> **DIRECTIONS FOR THIS TASK**:
Wherever a line in the data holds the word "screenshot", pull that line out.

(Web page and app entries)

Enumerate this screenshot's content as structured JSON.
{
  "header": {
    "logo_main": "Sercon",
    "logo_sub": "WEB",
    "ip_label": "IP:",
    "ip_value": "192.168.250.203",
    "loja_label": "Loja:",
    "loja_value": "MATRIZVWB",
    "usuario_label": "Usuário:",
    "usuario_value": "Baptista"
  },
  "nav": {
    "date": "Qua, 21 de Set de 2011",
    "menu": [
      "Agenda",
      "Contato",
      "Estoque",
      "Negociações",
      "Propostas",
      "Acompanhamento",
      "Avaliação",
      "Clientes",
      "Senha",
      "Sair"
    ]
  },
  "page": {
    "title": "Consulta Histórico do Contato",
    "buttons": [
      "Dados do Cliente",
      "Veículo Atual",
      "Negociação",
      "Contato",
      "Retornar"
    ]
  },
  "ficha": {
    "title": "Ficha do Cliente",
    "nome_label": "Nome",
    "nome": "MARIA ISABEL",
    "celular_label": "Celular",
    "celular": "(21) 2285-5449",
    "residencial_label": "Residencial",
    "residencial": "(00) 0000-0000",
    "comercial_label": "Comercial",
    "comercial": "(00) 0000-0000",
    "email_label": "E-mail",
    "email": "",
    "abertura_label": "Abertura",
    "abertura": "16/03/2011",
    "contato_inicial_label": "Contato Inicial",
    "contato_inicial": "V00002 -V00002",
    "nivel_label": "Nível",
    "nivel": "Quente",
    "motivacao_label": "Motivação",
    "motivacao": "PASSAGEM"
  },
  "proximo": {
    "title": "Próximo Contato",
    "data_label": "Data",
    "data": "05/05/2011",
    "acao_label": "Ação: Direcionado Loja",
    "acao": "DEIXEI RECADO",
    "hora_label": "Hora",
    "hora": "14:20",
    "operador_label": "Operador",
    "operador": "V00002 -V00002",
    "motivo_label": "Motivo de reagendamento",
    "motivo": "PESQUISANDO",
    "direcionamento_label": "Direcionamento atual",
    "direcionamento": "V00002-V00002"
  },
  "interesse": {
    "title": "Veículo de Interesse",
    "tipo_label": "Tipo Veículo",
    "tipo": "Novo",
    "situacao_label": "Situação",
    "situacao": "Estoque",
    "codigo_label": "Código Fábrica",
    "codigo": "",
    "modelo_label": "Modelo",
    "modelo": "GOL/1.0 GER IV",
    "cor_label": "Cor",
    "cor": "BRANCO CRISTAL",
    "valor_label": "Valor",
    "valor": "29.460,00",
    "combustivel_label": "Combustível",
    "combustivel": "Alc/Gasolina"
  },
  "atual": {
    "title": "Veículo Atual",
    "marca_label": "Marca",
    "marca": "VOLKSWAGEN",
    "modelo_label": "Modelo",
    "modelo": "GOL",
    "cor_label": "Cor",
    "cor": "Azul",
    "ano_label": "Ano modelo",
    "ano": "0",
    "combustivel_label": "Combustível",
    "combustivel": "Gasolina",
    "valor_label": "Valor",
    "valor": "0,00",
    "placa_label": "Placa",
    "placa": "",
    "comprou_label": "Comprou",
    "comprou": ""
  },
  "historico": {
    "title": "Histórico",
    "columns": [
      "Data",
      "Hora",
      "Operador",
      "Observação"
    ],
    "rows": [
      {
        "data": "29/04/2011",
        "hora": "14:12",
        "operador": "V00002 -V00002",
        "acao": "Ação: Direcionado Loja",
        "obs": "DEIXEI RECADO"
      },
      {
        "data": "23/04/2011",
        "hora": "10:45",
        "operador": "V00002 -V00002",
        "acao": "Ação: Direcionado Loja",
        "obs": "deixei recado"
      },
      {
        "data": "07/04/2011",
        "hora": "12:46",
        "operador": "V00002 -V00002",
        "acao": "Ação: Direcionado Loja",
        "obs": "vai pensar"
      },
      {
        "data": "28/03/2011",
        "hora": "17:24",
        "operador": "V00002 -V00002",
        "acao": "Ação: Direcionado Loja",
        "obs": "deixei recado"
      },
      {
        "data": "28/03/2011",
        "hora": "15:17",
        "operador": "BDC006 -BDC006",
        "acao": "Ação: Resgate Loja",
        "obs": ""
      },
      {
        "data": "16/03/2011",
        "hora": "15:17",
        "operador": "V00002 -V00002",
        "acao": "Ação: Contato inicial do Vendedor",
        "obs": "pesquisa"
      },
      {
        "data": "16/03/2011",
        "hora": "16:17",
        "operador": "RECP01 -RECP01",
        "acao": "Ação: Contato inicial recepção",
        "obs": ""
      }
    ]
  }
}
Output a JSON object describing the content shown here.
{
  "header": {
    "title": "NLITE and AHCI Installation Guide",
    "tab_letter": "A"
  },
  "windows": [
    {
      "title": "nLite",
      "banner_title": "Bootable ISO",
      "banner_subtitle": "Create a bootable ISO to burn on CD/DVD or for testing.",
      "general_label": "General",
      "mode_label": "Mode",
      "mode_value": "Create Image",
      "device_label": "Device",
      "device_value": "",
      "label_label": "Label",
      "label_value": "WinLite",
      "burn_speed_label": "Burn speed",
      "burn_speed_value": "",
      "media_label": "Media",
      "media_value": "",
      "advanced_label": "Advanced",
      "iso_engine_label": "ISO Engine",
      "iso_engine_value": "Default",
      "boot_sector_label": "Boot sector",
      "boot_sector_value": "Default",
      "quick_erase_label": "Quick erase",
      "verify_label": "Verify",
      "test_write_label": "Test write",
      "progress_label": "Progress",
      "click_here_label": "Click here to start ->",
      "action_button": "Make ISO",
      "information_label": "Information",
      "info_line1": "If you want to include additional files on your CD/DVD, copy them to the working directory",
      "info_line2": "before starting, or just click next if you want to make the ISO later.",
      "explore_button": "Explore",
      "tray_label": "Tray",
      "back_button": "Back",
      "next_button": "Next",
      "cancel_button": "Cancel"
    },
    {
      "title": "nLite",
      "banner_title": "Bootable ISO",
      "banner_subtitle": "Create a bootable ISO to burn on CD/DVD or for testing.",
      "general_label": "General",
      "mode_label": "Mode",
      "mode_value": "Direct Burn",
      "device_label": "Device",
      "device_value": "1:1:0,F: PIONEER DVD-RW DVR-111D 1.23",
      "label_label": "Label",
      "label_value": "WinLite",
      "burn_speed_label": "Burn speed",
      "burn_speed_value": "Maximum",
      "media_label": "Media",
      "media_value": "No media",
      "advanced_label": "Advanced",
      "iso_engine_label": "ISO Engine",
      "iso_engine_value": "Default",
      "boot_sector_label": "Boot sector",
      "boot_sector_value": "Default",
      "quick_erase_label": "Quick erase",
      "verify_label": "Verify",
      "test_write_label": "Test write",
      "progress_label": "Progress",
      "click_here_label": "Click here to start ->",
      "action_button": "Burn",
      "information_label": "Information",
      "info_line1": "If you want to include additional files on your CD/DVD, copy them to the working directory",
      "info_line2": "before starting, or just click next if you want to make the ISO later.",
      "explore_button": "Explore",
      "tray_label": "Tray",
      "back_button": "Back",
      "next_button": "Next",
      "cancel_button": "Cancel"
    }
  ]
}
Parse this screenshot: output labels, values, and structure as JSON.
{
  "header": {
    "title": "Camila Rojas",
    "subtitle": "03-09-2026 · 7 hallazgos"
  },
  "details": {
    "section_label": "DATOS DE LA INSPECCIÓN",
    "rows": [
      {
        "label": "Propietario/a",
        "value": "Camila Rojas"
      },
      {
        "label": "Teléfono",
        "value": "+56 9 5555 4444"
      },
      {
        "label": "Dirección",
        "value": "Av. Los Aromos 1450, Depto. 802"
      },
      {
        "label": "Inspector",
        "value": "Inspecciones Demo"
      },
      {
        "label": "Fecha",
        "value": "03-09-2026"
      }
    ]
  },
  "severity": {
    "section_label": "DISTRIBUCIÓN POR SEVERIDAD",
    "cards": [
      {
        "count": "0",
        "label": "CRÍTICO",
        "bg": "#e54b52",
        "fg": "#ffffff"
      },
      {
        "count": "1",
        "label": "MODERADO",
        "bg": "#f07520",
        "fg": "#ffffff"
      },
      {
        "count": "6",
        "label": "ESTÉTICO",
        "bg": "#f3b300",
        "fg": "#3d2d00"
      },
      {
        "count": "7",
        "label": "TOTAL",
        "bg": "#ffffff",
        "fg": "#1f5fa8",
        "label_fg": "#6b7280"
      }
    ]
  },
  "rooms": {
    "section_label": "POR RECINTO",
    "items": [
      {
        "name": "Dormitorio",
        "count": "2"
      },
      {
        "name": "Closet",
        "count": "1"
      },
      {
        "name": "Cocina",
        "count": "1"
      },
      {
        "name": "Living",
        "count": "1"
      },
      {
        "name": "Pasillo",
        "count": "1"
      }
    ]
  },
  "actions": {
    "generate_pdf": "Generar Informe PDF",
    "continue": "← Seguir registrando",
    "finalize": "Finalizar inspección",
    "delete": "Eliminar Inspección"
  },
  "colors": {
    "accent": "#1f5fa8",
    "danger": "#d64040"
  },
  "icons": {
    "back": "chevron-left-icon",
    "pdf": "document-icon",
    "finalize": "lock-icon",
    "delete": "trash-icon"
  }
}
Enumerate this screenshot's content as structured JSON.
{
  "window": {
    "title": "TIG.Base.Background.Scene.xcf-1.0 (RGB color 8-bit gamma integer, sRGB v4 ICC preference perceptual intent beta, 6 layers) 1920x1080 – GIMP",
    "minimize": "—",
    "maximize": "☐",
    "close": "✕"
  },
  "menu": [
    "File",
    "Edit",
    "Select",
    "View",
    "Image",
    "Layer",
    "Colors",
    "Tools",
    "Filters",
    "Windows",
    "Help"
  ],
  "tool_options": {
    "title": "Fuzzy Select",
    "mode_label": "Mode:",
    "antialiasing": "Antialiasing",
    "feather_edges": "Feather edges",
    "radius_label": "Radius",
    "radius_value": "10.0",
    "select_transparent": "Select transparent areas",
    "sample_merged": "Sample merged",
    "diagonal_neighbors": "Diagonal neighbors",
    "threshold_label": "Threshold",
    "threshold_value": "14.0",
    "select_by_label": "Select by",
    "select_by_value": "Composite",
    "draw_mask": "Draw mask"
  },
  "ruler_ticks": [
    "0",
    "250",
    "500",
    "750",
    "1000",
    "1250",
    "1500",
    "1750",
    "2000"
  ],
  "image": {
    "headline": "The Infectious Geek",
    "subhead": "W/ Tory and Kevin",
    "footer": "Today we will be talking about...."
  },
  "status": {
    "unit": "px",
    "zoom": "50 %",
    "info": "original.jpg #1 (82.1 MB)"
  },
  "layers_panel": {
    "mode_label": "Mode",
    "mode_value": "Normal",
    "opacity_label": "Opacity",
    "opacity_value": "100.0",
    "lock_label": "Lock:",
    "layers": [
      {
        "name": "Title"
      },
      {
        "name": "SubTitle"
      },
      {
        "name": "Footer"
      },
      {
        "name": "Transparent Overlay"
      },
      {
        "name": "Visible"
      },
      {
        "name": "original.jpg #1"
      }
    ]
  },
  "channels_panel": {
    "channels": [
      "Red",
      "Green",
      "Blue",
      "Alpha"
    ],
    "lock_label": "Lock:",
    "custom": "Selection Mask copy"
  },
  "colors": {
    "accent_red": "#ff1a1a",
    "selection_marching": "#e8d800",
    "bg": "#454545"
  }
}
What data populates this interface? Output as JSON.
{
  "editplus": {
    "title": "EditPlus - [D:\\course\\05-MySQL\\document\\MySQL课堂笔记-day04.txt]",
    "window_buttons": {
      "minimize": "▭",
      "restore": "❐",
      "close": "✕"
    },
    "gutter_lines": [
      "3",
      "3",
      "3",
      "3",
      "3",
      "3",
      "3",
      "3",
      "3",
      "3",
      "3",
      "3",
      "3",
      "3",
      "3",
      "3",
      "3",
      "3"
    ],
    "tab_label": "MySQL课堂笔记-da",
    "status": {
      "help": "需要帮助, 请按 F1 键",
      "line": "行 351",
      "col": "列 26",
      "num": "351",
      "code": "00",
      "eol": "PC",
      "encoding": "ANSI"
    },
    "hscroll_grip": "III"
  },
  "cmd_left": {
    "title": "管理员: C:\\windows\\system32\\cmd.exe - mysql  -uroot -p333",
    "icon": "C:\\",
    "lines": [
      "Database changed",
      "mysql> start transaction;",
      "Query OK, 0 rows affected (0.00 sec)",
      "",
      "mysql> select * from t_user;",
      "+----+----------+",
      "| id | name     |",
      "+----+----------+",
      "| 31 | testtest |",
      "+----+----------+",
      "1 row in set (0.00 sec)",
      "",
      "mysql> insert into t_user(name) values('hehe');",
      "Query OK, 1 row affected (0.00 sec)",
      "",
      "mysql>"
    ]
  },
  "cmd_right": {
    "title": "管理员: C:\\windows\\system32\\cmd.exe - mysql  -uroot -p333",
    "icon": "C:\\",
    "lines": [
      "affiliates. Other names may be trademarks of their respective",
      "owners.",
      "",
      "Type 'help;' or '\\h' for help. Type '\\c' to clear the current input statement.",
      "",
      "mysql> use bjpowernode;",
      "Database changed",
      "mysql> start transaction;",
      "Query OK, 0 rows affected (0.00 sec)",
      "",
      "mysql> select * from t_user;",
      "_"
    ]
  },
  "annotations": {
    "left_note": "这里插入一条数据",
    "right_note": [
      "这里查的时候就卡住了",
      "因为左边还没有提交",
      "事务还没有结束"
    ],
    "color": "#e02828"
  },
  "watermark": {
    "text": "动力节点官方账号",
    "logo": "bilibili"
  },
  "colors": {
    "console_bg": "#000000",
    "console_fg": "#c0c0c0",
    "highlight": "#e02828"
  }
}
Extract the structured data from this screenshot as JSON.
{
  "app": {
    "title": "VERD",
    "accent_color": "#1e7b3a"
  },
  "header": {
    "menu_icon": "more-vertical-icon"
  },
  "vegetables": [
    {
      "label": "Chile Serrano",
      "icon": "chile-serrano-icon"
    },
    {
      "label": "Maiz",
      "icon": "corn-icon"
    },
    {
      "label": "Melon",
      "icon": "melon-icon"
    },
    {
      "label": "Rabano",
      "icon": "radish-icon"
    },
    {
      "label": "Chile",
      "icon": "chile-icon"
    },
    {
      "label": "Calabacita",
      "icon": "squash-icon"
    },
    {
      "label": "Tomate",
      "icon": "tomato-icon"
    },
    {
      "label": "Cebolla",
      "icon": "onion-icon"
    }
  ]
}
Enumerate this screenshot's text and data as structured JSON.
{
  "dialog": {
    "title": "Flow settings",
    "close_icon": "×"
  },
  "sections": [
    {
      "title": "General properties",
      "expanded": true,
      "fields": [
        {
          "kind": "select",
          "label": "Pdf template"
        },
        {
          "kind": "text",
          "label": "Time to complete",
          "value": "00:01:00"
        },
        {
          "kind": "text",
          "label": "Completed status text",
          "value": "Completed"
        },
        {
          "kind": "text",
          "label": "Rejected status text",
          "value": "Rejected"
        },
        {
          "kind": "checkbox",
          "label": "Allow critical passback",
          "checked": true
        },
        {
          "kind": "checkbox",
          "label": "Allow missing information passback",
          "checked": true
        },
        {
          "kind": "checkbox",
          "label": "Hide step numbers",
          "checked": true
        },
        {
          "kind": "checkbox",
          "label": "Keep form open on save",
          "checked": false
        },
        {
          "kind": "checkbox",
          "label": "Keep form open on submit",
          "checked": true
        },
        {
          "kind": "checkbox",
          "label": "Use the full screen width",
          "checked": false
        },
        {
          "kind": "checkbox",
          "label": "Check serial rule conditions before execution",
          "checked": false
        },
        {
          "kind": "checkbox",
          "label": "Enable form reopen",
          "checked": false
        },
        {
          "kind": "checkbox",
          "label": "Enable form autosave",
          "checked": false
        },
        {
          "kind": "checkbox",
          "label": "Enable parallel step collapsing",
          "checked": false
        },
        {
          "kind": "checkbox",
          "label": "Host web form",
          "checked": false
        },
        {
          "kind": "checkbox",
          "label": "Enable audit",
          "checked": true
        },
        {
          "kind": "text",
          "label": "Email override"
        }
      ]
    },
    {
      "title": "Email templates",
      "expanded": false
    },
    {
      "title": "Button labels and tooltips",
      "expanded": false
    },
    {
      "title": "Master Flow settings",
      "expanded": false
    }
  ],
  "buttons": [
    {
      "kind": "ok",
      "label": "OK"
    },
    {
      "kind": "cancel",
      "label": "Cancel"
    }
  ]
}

> **ANSWER TO THIS PROBLEM**:
Enumerate this screenshot's content as structured JSON.
Parse this screenshot: output labels, values, and structure as JSON.
Enumerate this screenshot's content as structured JSON.
Extract the structured data from this screenshot as JSON.
Enumerate this screenshot's text and data as structured JSON.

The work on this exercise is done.